Write every line below out again, exactly as given, but leave out the pictures.

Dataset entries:
BEGIN
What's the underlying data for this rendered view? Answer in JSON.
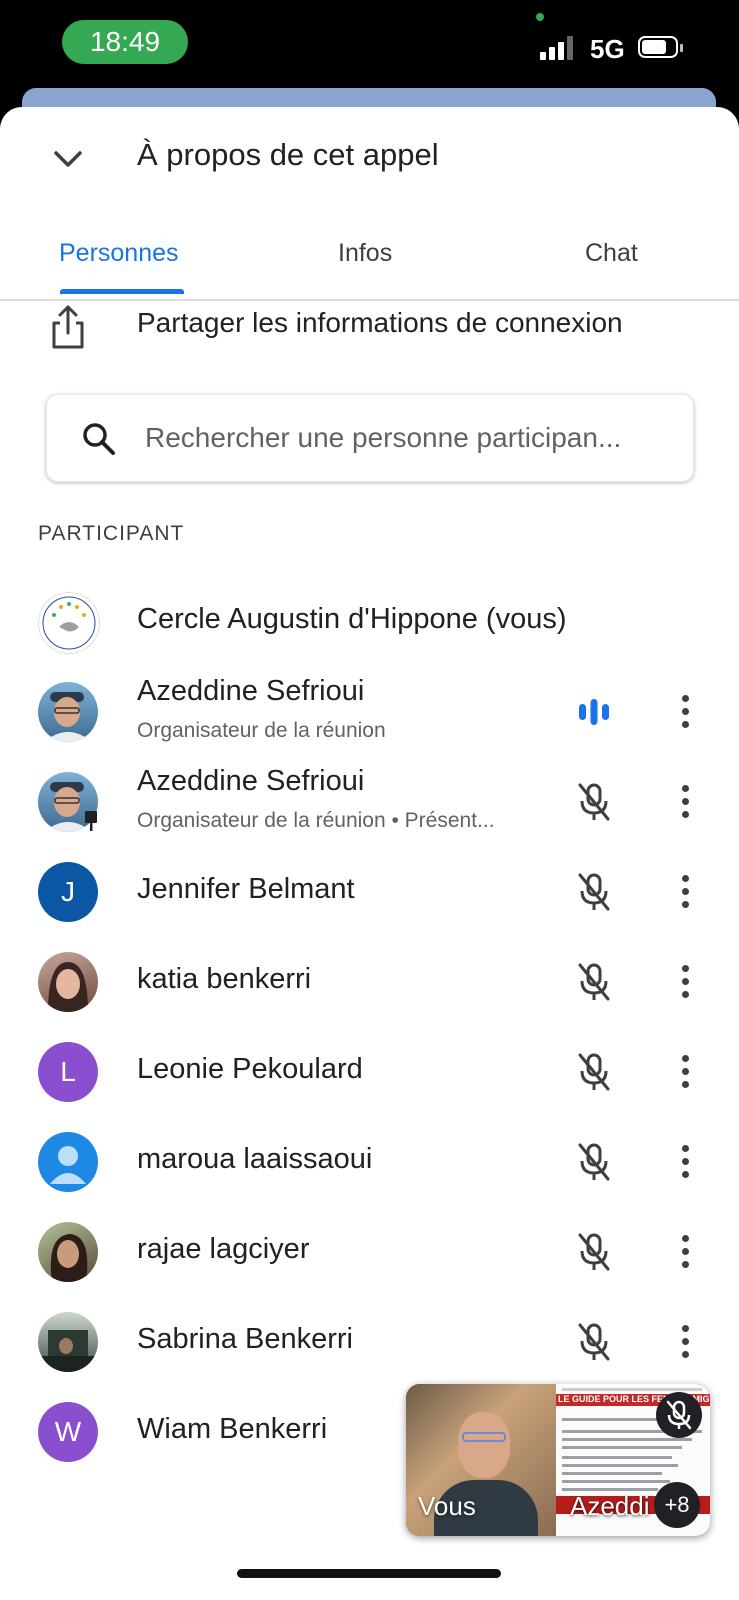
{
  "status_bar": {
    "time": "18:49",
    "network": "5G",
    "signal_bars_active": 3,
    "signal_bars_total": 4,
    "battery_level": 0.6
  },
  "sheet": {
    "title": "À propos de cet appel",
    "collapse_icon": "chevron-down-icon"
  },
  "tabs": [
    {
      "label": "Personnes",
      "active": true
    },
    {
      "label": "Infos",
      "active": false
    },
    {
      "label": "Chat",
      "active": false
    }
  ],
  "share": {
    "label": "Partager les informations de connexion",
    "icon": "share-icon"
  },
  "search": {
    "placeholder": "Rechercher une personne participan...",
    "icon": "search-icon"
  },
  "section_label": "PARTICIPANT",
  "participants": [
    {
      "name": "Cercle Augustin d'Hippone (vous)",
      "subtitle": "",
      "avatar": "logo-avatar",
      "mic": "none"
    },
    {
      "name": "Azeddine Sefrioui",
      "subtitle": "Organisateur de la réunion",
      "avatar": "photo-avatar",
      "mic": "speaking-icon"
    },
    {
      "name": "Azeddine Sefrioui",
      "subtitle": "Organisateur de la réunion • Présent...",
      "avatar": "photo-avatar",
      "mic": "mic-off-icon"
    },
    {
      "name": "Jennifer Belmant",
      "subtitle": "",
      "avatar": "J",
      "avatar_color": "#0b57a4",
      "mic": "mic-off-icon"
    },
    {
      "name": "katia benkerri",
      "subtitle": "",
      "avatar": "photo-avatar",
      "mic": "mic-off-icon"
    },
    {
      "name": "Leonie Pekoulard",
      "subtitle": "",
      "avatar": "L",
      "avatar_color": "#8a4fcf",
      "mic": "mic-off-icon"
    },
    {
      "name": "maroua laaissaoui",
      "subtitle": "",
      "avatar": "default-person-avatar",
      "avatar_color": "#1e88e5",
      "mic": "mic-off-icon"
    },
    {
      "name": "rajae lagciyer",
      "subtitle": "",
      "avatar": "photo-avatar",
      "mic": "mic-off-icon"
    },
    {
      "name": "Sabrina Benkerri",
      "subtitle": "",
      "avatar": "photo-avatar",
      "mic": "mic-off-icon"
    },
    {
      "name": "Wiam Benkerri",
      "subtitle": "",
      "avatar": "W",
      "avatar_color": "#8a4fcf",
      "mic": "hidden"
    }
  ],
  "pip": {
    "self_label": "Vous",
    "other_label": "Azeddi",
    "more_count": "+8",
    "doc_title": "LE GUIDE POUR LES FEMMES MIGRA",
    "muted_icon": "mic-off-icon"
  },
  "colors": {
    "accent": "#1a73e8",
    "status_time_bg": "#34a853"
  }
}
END
**ANSWER**
What's the underlying data for this rendered view? Answer in JSON.
{
  "status_bar": {
    "time": "18:49",
    "network": "5G",
    "signal_bars_active": 3,
    "signal_bars_total": 4,
    "battery_level": 0.6
  },
  "sheet": {
    "title": "À propos de cet appel",
    "collapse_icon": "chevron-down-icon"
  },
  "tabs": [
    {
      "label": "Personnes",
      "active": true
    },
    {
      "label": "Infos",
      "active": false
    },
    {
      "label": "Chat",
      "active": false
    }
  ],
  "share": {
    "label": "Partager les informations de connexion",
    "icon": "share-icon"
  },
  "search": {
    "placeholder": "Rechercher une personne participan...",
    "icon": "search-icon"
  },
  "section_label": "PARTICIPANT",
  "participants": [
    {
      "name": "Cercle Augustin d'Hippone (vous)",
      "subtitle": "",
      "avatar": "logo-avatar",
      "mic": "none"
    },
    {
      "name": "Azeddine Sefrioui",
      "subtitle": "Organisateur de la réunion",
      "avatar": "photo-avatar",
      "mic": "speaking-icon"
    },
    {
      "name": "Azeddine Sefrioui",
      "subtitle": "Organisateur de la réunion • Présent...",
      "avatar": "photo-avatar",
      "mic": "mic-off-icon"
    },
    {
      "name": "Jennifer Belmant",
      "subtitle": "",
      "avatar": "J",
      "avatar_color": "#0b57a4",
      "mic": "mic-off-icon"
    },
    {
      "name": "katia benkerri",
      "subtitle": "",
      "avatar": "photo-avatar",
      "mic": "mic-off-icon"
    },
    {
      "name": "Leonie Pekoulard",
      "subtitle": "",
      "avatar": "L",
      "avatar_color": "#8a4fcf",
      "mic": "mic-off-icon"
    },
    {
      "name": "maroua laaissaoui",
      "subtitle": "",
      "avatar": "default-person-avatar",
      "avatar_color": "#1e88e5",
      "mic": "mic-off-icon"
    },
    {
      "name": "rajae lagciyer",
      "subtitle": "",
      "avatar": "photo-avatar",
      "mic": "mic-off-icon"
    },
    {
      "name": "Sabrina Benkerri",
      "subtitle": "",
      "avatar": "photo-avatar",
      "mic": "mic-off-icon"
    },
    {
      "name": "Wiam Benkerri",
      "subtitle": "",
      "avatar": "W",
      "avatar_color": "#8a4fcf",
      "mic": "hidden"
    }
  ],
  "pip": {
    "self_label": "Vous",
    "other_label": "Azeddi",
    "more_count": "+8",
    "doc_title": "LE GUIDE POUR LES FEMMES MIGRA",
    "muted_icon": "mic-off-icon"
  },
  "colors": {
    "accent": "#1a73e8",
    "status_time_bg": "#34a853"
  }
}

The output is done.